October 25, 2018 6PM - 8PM
BRIC House Lobby/Stoop 647 Fulton St, Brooklyn, NY 11217
Conversations with the Innocence Project is a new series of discussions that bring together today’s leading experts, those adversely affected by the criminal justice system, and advocates to discuss, debate, and take action on issues plaguing the system. This inaugural discussion will focus on the role and power of prosecutors in our system, reform efforts to ensure prosecutorial accountability in cases of misconduct, and a growing movement to enlist prosecutors in the fight to combat wrongful convictions. This event has reached capacity but you can watch live on Facebook.
Meet the speakers
(Moderator) Rebecca Brown, Innocence Project Director of Policy
Rebecca Brown joined the Innocence Project in 2005 and directs its federal and state policy agenda, which seeks to prevent & reveal wrongful convictions and assure compensation for the wrongfully convicted upon release from prison. She has also served as a Policy Analyst for the Mayor’s Office in New York City and a Senior Planner at Center for Alternative Sentencing and Employment Services (CASES), where she conducted research, evaluation and planning work around its alternative to incarceration programs. Rebecca began her career at the Civilian Complaint Review Board, where she investigated allegations of police misconduct for the City of New York.

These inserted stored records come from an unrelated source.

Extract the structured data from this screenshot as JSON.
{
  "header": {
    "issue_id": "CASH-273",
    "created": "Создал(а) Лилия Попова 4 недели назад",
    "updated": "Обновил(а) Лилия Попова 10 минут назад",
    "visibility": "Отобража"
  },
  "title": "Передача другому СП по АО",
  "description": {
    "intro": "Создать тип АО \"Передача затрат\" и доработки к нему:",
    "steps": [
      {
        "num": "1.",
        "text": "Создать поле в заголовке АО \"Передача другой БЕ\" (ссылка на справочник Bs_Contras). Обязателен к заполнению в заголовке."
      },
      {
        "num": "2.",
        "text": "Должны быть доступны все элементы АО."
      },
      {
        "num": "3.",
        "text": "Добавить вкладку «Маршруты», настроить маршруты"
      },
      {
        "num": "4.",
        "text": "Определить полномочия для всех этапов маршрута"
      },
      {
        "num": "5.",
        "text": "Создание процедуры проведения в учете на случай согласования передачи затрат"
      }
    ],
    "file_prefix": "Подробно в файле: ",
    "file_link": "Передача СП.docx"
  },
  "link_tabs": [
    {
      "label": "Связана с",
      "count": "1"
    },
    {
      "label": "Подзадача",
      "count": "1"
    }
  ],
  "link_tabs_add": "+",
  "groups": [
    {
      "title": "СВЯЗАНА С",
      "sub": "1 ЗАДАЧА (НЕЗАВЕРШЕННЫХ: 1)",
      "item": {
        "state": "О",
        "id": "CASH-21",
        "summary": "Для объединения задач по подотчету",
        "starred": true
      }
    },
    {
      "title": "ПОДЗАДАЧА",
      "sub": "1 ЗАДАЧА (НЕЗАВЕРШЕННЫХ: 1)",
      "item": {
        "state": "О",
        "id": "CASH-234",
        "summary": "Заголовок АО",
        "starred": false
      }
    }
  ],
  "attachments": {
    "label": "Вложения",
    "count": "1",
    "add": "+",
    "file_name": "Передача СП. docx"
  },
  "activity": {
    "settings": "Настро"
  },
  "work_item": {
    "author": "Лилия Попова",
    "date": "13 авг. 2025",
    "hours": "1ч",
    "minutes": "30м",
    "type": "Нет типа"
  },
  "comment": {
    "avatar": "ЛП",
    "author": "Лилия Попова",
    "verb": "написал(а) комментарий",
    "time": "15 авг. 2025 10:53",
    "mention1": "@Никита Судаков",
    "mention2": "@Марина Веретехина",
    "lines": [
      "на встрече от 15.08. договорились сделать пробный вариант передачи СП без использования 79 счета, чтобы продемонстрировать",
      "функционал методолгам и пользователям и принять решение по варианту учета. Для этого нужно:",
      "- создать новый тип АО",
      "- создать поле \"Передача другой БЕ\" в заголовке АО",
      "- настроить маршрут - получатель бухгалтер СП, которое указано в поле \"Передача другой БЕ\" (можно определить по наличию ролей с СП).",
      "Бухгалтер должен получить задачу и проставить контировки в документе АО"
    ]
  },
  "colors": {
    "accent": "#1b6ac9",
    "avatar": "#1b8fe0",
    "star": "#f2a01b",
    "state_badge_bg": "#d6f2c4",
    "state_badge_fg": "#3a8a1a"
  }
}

Nina Morrison, Innocence Project Senior Staff Attorney
As a Senior Staff Attorney at the Innocence Project, Nina Morrison litigates claims for access to post-conviction DNA evidence, under both federal civil rights laws and state DNA testing statutes. To date, Ms. Morrison has served as lead or co-counsel for more than twenty innocent prisoners who were freed from prison or death row based on DNA or other newly discovered evidence. She frequently consults with attorneys, judges, and the public at large about DNA evidence and the underlying causes of wrongful convictions. Ms. Morrison became a staff attorney at the Project in 2004. From 2002-05, she served as the Project’s Executive Director, supervising day-to-day management of the Project while assisting with litigation and policy reform initiatives.

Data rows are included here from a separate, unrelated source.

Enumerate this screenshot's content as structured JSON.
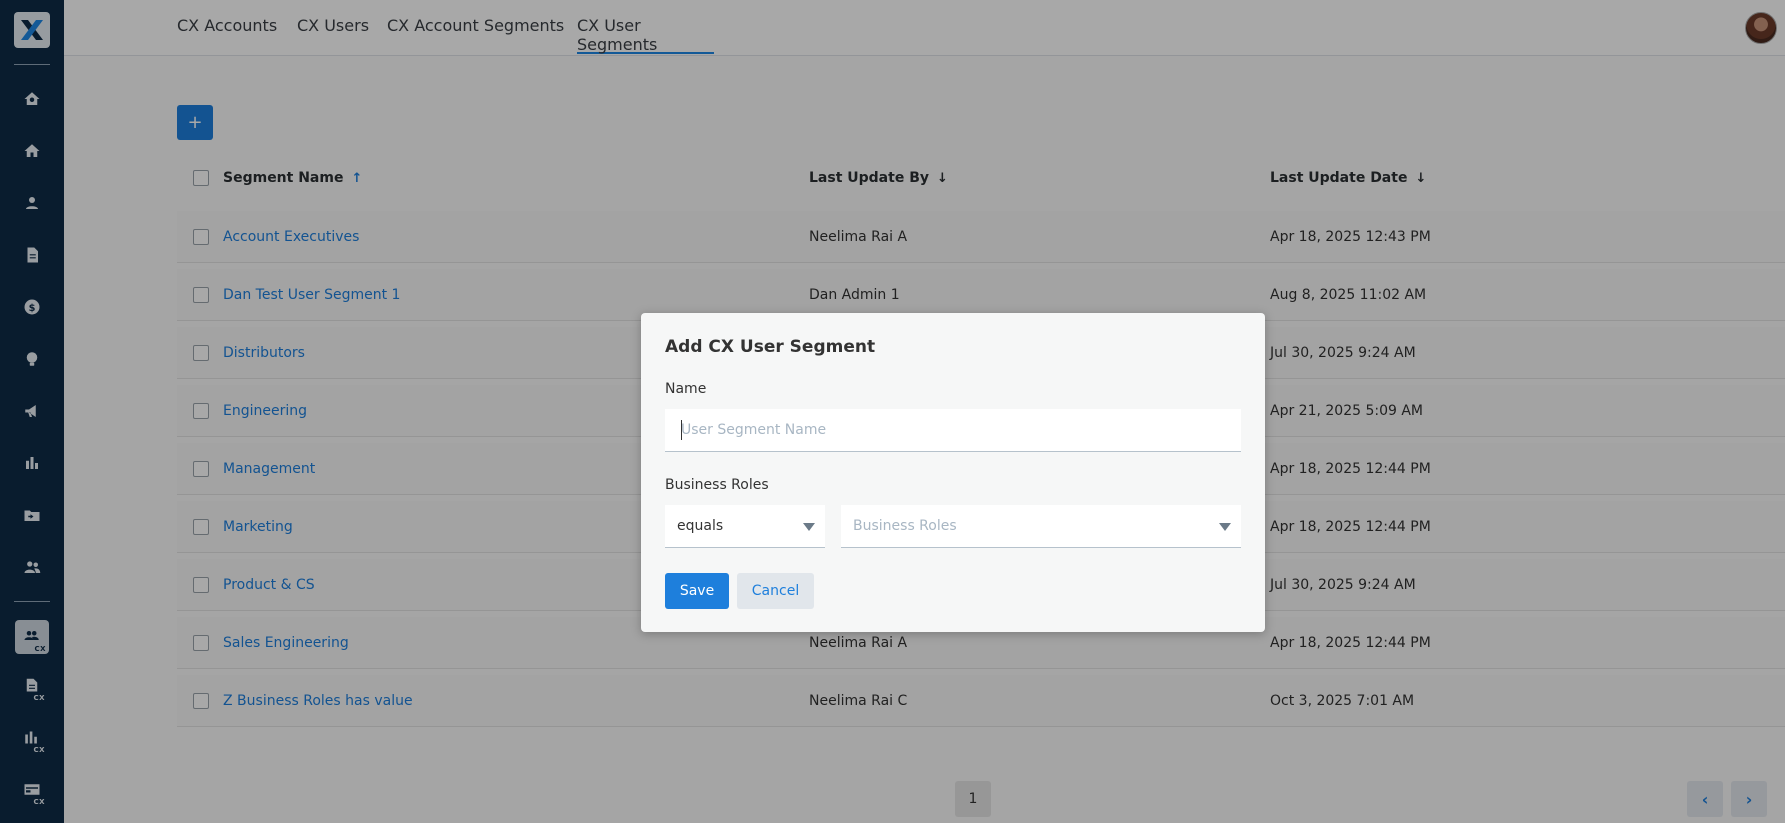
{
  "colors": {
    "sidebar": "#0f2b46",
    "accent": "#1e7fdc",
    "tab_underline": "#1e88e5"
  },
  "sidebar": {
    "icons": [
      "home-gear-icon",
      "home-icon",
      "person-icon",
      "document-icon",
      "dollar-icon",
      "lightbulb-icon",
      "megaphone-icon",
      "bar-chart-icon",
      "folder-move-icon",
      "people-icon",
      "cx-people-icon",
      "cx-document-icon",
      "cx-bar-chart-icon",
      "cx-card-icon"
    ],
    "cx_sub_label": "CX"
  },
  "tabs": [
    {
      "label": "CX Accounts"
    },
    {
      "label": "CX Users"
    },
    {
      "label": "CX Account Segments"
    },
    {
      "label": "CX User Segments",
      "active": true
    }
  ],
  "toolbar": {
    "add_label": "+"
  },
  "table": {
    "columns": [
      {
        "label": "Segment Name",
        "sort": "↑"
      },
      {
        "label": "Last Update By",
        "sort": "↓"
      },
      {
        "label": "Last Update Date",
        "sort": "↓"
      }
    ],
    "rows": [
      {
        "name": "Account Executives",
        "by": "Neelima Rai A",
        "date": "Apr 18, 2025 12:43 PM"
      },
      {
        "name": "Dan Test User Segment 1",
        "by": "Dan Admin 1",
        "date": "Aug 8, 2025 11:02 AM"
      },
      {
        "name": "Distributors",
        "by": "",
        "date": "Jul 30, 2025 9:24 AM"
      },
      {
        "name": "Engineering",
        "by": "",
        "date": "Apr 21, 2025 5:09 AM"
      },
      {
        "name": "Management",
        "by": "",
        "date": "Apr 18, 2025 12:44 PM"
      },
      {
        "name": "Marketing",
        "by": "",
        "date": "Apr 18, 2025 12:44 PM"
      },
      {
        "name": "Product & CS",
        "by": "",
        "date": "Jul 30, 2025 9:24 AM"
      },
      {
        "name": "Sales Engineering",
        "by": "Neelima Rai A",
        "date": "Apr 18, 2025 12:44 PM"
      },
      {
        "name": "Z Business Roles has value",
        "by": "Neelima Rai C",
        "date": "Oct 3, 2025 7:01 AM"
      }
    ]
  },
  "pagination": {
    "page": "1",
    "prev": "‹",
    "next": "›"
  },
  "modal": {
    "title": "Add CX User Segment",
    "name_label": "Name",
    "name_placeholder": "User Segment Name",
    "roles_label": "Business Roles",
    "operator_value": "equals",
    "roles_placeholder": "Business Roles",
    "save_label": "Save",
    "cancel_label": "Cancel"
  }
}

Jabbar Collins, Exoneree & Advocate
Jabbar Collins spent more than 16 years in prison for a murder he didn’t commit. He was freed in 2010 after it was revealed at a post-conviction hearing that the main witness at his trial had told the prosecutor that he was pressured by police to lie about Collins’ involvement in the murder.
The prosecutor from the Brooklyn District Attorney’s office never divulged this information with Collins’ lawyer—a serious violation of the law, which requires the government to inform the defense of any exculpatory evidence. At the hearing, the judge who tossed out Collins’ conviction called the prosecutor’s conduct and the DA’s office “shameful” and a “tragedy.”
Cynthia Jones, Professor of Law, American University
Cynthia E. Jones has taught Evidence, Criminal Law, and Criminal Procedure at the American University Washington College of Law for the past fourteen years. Professor Jones was recognized by the University with the prestigious Faculty Award for Outstanding Teaching, and received the “Teaching with Technology” Award from the Center for Teaching Excellence for her animated short film, “Fighting Evidence with Evidence.” Professor Jones’ areas of scholarship include wrongful convictions, criminal discovery, bail reform, and eliminating racial disparities in the criminal justice system. Professor Jones established the Pretrial Racial Justice Initiative in 2013 to address racial and ethnic disparities in bail, and she previously directed the ABA Racial Justice Improvement Project, a program to engage criminal justice officials in racial justice policy reform.
Joaquin Sapien, ProPublica
Since joining ProPublica in May 2008, reporter Joaquin Sapien has delved into criminal justice, military healthcare, and environmental issues. In 2010 he partnered with the Sarasota Herald-Tribune to produce an award-winning series of stories about contaminated drywall. In 2009 he was part of a team whose work on natural gas drilling won the Society of Professional Journalists award for online non-deadline investigative reporting. From 2005 until 2008 he was a reporter for the Center for Public Integrity, where he led a year-long investigative project, “Superfund’s Toxic Legacy,” which received the 2007 Society of Professional Journalists award for non-deadline online reporting. Before joining CPI, Sapien wrote for Environmental Media Services.